Why is the government wasting money on foreign aid and HS2, but making cuts to defence spending?

January 25, 2018 5:25 PM

Military chiefs have today called on the government to spend more money on defence, after recent cuts have, in their opinion, left us vulnerable to threats such as Russia. Whether or not they are correct in their assessment about the preparedness of Britain’s defence force, I find it astonishing that taxpayers’ money is being wasted on unnecessary projects and departments whilst cuts are made to the Ministry responsible for keeping British citizens safe.
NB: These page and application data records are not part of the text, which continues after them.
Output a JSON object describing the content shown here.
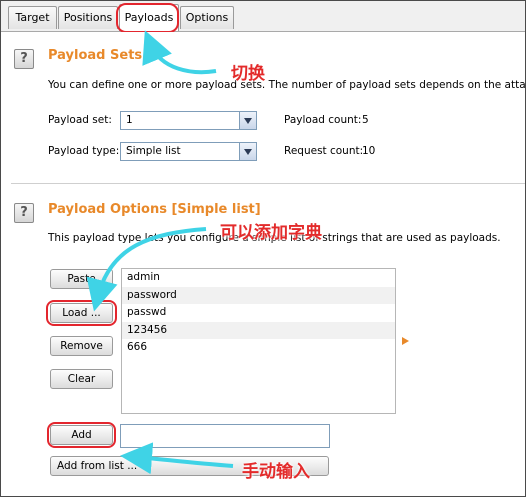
{
  "tabs": [
    {
      "label": "Target"
    },
    {
      "label": "Positions"
    },
    {
      "label": "Payloads"
    },
    {
      "label": "Options"
    }
  ],
  "payload_sets": {
    "title": "Payload Sets",
    "description": "You can define one or more payload sets. The number of payload sets depends on the attack type",
    "payload_set_label": "Payload set:",
    "payload_set_value": "1",
    "payload_count_label": "Payload count:",
    "payload_count_value": "5",
    "payload_type_label": "Payload type:",
    "payload_type_value": "Simple list",
    "request_count_label": "Request count:",
    "request_count_value": "10"
  },
  "payload_options": {
    "title": "Payload Options [Simple list]",
    "description": "This payload type lets you configure a simple list of strings that are used as payloads.",
    "buttons": {
      "paste": "Paste",
      "load": "Load ...",
      "remove": "Remove",
      "clear": "Clear",
      "add": "Add",
      "add_from_list": "Add from list ..."
    },
    "items": [
      "admin",
      "password",
      "passwd",
      "123456",
      "666"
    ],
    "add_input_value": ""
  },
  "annotations": {
    "switch": "切换",
    "can_add_dict": "可以添加字典",
    "manual_input": "手动输入"
  },
  "colors": {
    "section_title": "#e8892a",
    "annotation_text": "#e32b2b",
    "annotation_arrow": "#3fd3e6",
    "highlight_ring": "#e3262e"
  },
  "icons": {
    "help": "?"
  }
}
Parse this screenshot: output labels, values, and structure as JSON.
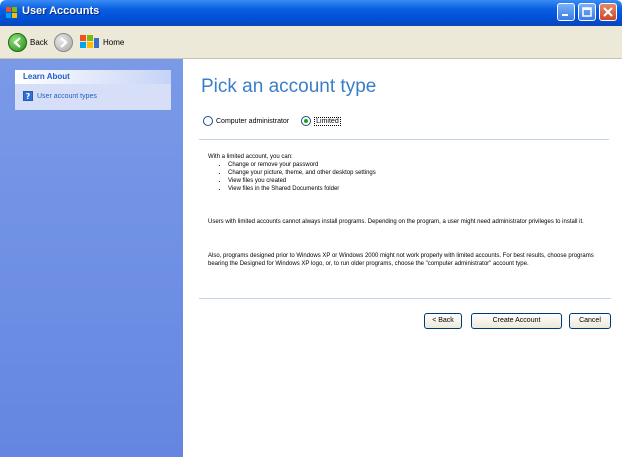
{
  "window": {
    "title": "User Accounts"
  },
  "toolbar": {
    "back_label": "Back",
    "home_label": "Home"
  },
  "sidebar": {
    "panel_title": "Learn About",
    "items": [
      {
        "label": "User account types",
        "icon": "help-icon"
      }
    ]
  },
  "main": {
    "heading": "Pick an account type",
    "account_types": [
      {
        "label": "Computer administrator",
        "checked": false
      },
      {
        "label": "Limited",
        "checked": true
      }
    ],
    "intro": "With a limited account, you can:",
    "bullets": [
      "Change or remove your password",
      "Change your picture, theme, and other desktop settings",
      "View files you created",
      "View files in the Shared Documents folder"
    ],
    "paragraph1": "Users with limited accounts cannot always install programs. Depending on the program, a user might need administrator privileges to install it.",
    "paragraph2": "Also, programs designed prior to Windows XP or Windows 2000 might not work properly with limited accounts. For best results, choose programs bearing the Designed for Windows XP logo, or, to run older programs, choose the \"computer administrator\" account type."
  },
  "buttons": {
    "back": "< Back",
    "create": "Create Account",
    "cancel": "Cancel"
  }
}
The government's first and foremost priority should be defence of the realm. Of course it also has the responsibility of honouring contracts between people and businesses, maintaining law and order, and more recently providing vital services such as the NHS and Education - but keeping its citizens safe from invasion or attack must come first.

Income tax was introduced over 200 years ago to fund Britain’s war with France. Politicians were able to justify this ‘temporary measure’ by assuring citizens that their hard earned money would be spent on the nation’s armed forces. Now, most of it is spent on everything but defence.

It's frankly ridiculous that we are spending billions on foreign aid, failed infrastructure projects like HS2, public health information campaigns, a department for culture media and sports - and yet taking money away from one of the most vital and important duties of government.

Of course there are improvements that can be made to defence procurement and spending. A few years ago the MoD spent more than £325 million renovating their offices and £6.6 billion on supplies that were found to be surplus to requirement. It’s not just about ensuring that our Ministry of Defence has the money that it needs, but also that it spends it well. The TaxPayers’ Alliance will continue to highlight any examples of wasteful spending when they appear.

But as an organisation standing up for taxpayers, we don’t just have a duty to call out wasteful spending. We also have a duty to remind the government what we pay our taxes for.

And whilst reduced defence spending is part of a general global trend, we shouldn’t allow ourselves to be complacent like other European countries that have failed to meet the 2% NATO spending commitment.

The Government cannot justify cuts to defence spending whilst showering necessary departments and projects with taxpayers money.